 Today, we note that 90 percent of Radio and TV programmes use local dialect, contradicting the current law on protection of Arabic Language, therefore I believe that this requires reconsidering the selection of announcers and news editors?! This is because the State language is the classical Arabic based on the identity of the State, as has been stipulated in the constitution.

Then this law has come to re-emphasise the importance of using Arabic language, in accordance to the provisions of this law. 

Therefore, the tests for admission of Radio and TV broadcaster should be based on the provisions of this law, keeping away from courtesies or partiality because announcer, who is not fluent in his language, will not convey the message properly. Of course, currently we are witnessing broadcasters who have not developed for 15 years, and some of them prefer talk shows in dialects, but when an official news come from the government, then confusion and stuttering appear on the announcer, as he/she is not able to deliver the news written in standard Arabic.

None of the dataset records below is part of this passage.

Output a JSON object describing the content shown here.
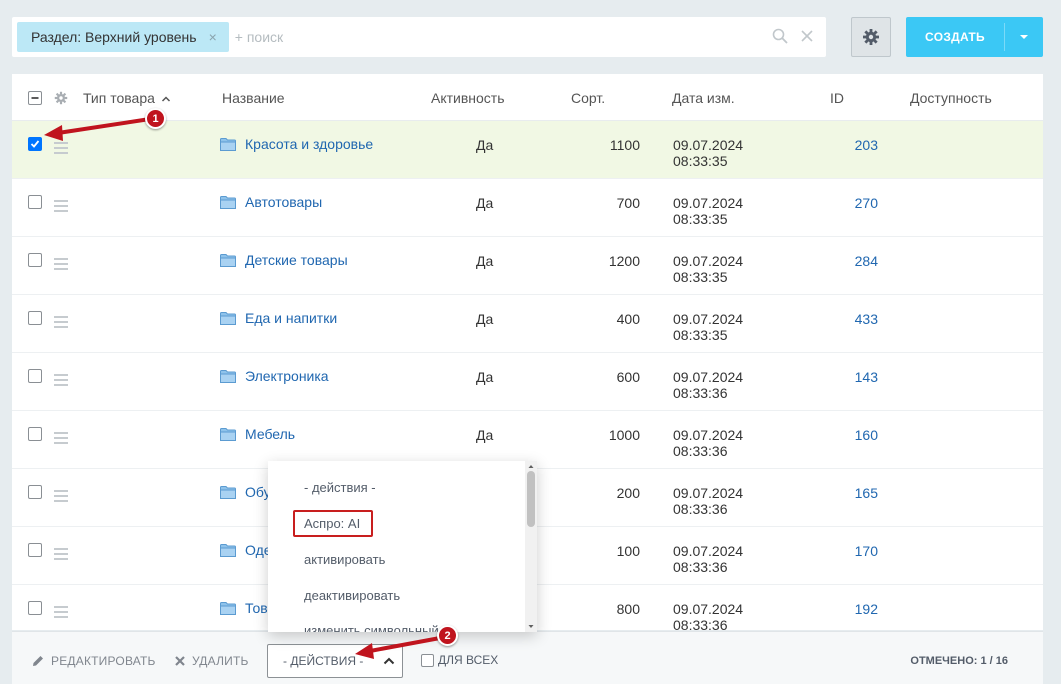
{
  "filter": {
    "chip_label": "Раздел: Верхний уровень",
    "chip_close": "×",
    "search_placeholder": "+ поиск"
  },
  "toolbar": {
    "create_label": "СОЗДАТЬ"
  },
  "table": {
    "columns": [
      "Тип товара",
      "Название",
      "Активность",
      "Сорт.",
      "Дата изм.",
      "ID",
      "Доступность"
    ],
    "rows": [
      {
        "name": "Красота и здоровье",
        "active": "Да",
        "sort": "1100",
        "date": "09.07.2024",
        "time": "08:33:35",
        "id": "203",
        "checked": true
      },
      {
        "name": "Автотовары",
        "active": "Да",
        "sort": "700",
        "date": "09.07.2024",
        "time": "08:33:35",
        "id": "270",
        "checked": false
      },
      {
        "name": "Детские товары",
        "active": "Да",
        "sort": "1200",
        "date": "09.07.2024",
        "time": "08:33:35",
        "id": "284",
        "checked": false
      },
      {
        "name": "Еда и напитки",
        "active": "Да",
        "sort": "400",
        "date": "09.07.2024",
        "time": "08:33:35",
        "id": "433",
        "checked": false
      },
      {
        "name": "Электроника",
        "active": "Да",
        "sort": "600",
        "date": "09.07.2024",
        "time": "08:33:36",
        "id": "143",
        "checked": false
      },
      {
        "name": "Мебель",
        "active": "Да",
        "sort": "1000",
        "date": "09.07.2024",
        "time": "08:33:36",
        "id": "160",
        "checked": false
      },
      {
        "name": "Обу",
        "active": "",
        "sort": "200",
        "date": "09.07.2024",
        "time": "08:33:36",
        "id": "165",
        "checked": false
      },
      {
        "name": "Оде",
        "active": "",
        "sort": "100",
        "date": "09.07.2024",
        "time": "08:33:36",
        "id": "170",
        "checked": false
      },
      {
        "name": "Тов",
        "active": "",
        "sort": "800",
        "date": "09.07.2024",
        "time": "08:33:36",
        "id": "192",
        "checked": false
      }
    ]
  },
  "dropdown": {
    "items": [
      "- действия -",
      "Аспро: AI",
      "активировать",
      "деактивировать",
      "изменить символьный"
    ]
  },
  "bottom": {
    "edit_label": "РЕДАКТИРОВАТЬ",
    "delete_label": "УДАЛИТЬ",
    "actions_label": "- ДЕЙСТВИЯ -",
    "forall_label": "ДЛЯ ВСЕХ",
    "marked_label": "ОТМЕЧЕНО: 1 / 16"
  },
  "annotations": {
    "badge1": "1",
    "badge2": "2"
  },
  "colors": {
    "accent": "#3bc8f5",
    "link": "#2067b0",
    "selected_row": "#f1f8e4",
    "annotation": "#c0141e"
  }
}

This Law is a road map to reform the course of education and media in our country. We say this, in recognition of the mistakes and trying to rectify it without taking a defensive position against those who believe that “The pioneering generation of media professionals adhere to a rigid Arabic language, which does not fit the new generations”.

This is not acceptable, because had the Arabic language been rigid and static, then the Holy Quran would not have been revealed in it; and science, knowledge, poetry and music would not have been preserved in it. 

Arabic is a civilization, identity preserver, and we want our sons and daughters to preserve this identity, because it is the future, and it is fine to master another language besides it. Finally, I believe that parents and educators should pay attention to this issue, and they should not feel proud that their children are fluent in English, while they know nothing about their mother tongue the Arabic language.